PROBLEM DESCRIPTION — State how many lines below hold the word "capacity". Give that number and no other text.
** EXERCISE INPUT follows **
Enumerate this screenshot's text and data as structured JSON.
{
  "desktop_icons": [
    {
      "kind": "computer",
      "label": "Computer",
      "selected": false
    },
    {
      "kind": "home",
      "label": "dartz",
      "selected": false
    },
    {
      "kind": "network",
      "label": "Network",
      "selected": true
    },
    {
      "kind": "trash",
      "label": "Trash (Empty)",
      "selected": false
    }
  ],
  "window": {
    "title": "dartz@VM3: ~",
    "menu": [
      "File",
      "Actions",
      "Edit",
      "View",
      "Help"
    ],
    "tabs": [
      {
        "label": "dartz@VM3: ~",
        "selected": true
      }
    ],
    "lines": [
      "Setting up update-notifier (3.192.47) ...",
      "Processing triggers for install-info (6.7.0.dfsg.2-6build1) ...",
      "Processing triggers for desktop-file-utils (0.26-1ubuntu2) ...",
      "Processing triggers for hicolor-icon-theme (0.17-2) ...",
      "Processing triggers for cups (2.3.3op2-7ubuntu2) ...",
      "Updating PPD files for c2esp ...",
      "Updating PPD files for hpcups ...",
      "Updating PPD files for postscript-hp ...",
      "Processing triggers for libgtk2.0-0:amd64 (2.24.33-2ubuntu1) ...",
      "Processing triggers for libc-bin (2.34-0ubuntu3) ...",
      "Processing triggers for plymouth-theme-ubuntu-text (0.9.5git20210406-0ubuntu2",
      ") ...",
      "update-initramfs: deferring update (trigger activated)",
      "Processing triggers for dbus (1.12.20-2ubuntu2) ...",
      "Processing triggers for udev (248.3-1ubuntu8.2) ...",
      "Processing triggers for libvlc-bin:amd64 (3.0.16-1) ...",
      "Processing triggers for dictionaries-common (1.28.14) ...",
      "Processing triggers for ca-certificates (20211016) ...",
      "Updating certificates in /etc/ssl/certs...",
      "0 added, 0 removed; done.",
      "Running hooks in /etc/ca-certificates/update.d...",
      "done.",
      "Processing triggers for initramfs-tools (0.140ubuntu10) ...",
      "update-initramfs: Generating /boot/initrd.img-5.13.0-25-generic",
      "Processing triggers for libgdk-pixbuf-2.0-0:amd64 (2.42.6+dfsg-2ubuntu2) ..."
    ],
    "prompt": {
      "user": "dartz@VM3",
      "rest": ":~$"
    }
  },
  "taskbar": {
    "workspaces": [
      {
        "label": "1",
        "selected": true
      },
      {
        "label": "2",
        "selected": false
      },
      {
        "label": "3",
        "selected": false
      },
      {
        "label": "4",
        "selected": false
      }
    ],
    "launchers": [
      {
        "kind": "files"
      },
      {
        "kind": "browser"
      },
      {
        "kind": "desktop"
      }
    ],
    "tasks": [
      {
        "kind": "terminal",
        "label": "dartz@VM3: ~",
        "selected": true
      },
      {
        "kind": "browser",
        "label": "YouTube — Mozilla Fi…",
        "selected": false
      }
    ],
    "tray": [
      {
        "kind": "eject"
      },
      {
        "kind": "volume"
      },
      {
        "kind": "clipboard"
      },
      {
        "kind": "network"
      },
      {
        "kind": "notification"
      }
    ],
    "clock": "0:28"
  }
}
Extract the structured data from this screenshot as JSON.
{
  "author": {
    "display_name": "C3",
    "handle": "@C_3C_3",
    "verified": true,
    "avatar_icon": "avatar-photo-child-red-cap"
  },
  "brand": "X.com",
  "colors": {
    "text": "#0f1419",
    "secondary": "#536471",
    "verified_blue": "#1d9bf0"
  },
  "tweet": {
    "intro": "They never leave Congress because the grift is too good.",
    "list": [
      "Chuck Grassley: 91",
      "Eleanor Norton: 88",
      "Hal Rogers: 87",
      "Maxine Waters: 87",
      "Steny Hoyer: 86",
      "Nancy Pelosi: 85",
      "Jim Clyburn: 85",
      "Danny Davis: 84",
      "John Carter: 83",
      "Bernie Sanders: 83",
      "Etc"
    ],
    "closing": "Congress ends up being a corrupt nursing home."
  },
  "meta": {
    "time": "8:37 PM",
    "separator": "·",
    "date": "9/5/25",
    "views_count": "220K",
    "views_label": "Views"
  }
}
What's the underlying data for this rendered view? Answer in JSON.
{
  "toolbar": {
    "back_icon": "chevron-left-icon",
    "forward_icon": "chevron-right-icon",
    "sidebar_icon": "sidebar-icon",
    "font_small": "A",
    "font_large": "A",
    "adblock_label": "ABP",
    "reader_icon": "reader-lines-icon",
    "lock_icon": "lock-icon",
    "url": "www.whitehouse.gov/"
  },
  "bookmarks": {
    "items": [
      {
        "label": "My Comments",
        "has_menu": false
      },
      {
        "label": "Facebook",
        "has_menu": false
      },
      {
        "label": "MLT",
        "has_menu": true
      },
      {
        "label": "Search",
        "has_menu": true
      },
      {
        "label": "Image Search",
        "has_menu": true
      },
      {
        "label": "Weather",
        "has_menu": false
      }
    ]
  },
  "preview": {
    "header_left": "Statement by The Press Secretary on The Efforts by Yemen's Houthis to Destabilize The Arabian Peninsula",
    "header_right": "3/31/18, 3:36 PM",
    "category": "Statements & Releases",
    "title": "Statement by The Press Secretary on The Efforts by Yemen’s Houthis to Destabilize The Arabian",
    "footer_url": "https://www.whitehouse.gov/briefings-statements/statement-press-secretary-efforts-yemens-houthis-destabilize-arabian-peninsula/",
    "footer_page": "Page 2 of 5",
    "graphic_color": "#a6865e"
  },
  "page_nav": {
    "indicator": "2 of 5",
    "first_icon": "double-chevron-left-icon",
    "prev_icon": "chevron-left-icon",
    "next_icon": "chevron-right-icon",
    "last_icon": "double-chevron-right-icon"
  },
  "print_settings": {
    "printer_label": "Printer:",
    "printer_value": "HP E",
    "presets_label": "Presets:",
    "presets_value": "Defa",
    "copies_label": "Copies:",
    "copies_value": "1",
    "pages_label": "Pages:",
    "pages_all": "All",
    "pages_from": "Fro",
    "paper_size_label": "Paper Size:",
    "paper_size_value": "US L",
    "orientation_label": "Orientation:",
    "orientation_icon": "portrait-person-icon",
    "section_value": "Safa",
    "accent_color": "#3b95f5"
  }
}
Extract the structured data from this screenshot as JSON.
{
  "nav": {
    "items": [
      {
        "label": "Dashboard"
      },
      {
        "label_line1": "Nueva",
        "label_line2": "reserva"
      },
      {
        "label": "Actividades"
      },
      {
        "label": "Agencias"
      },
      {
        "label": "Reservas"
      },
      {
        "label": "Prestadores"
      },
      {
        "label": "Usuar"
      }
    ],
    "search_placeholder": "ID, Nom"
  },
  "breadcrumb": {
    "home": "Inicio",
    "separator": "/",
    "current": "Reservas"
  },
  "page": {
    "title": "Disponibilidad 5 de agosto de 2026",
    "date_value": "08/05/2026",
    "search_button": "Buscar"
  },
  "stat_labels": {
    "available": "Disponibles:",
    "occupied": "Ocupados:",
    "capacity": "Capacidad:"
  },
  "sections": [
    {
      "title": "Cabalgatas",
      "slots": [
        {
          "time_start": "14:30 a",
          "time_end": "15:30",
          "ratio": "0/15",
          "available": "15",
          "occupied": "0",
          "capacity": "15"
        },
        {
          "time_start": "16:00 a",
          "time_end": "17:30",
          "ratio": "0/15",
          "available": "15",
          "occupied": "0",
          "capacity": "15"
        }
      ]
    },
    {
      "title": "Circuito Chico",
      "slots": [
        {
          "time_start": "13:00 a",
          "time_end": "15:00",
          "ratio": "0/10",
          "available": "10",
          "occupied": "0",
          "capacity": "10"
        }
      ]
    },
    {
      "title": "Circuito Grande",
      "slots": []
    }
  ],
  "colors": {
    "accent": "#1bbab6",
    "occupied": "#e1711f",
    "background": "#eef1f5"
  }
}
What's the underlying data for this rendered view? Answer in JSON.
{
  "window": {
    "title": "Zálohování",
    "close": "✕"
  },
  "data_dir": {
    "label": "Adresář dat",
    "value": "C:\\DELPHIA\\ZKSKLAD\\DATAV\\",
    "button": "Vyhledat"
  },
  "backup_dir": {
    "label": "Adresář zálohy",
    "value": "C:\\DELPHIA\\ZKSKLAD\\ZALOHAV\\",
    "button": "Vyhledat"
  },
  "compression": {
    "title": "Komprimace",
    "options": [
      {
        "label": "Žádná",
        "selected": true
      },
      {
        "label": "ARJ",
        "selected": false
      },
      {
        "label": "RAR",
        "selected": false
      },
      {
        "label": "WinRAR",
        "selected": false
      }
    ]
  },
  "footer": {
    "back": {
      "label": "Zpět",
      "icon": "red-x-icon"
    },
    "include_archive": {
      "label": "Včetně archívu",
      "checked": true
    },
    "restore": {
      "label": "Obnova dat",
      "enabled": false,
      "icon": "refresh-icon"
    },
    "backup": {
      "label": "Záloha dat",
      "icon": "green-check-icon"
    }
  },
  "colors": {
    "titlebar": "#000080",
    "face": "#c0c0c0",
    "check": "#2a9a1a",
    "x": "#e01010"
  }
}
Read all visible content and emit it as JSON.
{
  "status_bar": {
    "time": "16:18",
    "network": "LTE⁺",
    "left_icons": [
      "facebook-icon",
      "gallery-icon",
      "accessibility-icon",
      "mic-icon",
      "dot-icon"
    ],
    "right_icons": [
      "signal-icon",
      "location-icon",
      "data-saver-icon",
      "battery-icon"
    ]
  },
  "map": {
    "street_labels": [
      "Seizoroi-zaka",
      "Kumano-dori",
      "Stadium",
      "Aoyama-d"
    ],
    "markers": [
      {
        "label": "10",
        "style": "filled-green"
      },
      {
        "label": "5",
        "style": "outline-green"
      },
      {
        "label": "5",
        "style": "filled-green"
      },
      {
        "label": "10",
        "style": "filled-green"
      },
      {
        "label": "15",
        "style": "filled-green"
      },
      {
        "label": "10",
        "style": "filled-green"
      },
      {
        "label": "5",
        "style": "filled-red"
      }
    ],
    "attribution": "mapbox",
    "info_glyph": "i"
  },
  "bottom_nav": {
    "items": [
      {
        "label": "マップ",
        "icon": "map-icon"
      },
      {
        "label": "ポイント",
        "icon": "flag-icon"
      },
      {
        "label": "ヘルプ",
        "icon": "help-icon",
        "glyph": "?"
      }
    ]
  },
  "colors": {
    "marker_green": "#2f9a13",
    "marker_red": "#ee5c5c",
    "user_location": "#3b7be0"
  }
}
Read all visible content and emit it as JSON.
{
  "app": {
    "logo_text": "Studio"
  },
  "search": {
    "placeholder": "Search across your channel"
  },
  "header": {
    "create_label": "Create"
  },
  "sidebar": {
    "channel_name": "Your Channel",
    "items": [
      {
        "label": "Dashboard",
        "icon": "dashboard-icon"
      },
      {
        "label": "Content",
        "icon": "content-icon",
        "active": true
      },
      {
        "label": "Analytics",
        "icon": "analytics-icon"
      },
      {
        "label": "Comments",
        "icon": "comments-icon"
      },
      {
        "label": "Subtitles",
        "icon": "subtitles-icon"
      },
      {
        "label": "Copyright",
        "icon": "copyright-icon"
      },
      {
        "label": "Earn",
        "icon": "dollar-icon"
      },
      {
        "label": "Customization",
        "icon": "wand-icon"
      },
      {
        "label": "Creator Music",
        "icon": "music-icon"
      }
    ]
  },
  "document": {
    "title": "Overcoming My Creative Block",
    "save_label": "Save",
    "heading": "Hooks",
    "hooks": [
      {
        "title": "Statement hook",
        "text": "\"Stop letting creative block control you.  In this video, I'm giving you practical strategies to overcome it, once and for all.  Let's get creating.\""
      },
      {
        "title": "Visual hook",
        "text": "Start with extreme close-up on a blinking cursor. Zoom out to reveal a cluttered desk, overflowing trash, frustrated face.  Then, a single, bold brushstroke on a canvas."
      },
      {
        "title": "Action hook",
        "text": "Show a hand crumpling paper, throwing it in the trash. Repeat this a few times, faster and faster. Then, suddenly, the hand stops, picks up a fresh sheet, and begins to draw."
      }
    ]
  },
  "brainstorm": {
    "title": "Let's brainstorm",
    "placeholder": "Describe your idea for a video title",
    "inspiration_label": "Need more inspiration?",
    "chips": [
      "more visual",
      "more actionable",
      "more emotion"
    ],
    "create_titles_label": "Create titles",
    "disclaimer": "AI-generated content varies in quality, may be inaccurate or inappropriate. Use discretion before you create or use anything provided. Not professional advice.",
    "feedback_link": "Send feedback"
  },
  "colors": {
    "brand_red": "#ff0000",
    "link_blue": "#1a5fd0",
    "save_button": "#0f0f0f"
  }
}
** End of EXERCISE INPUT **
WRITTEN ANSWER — 4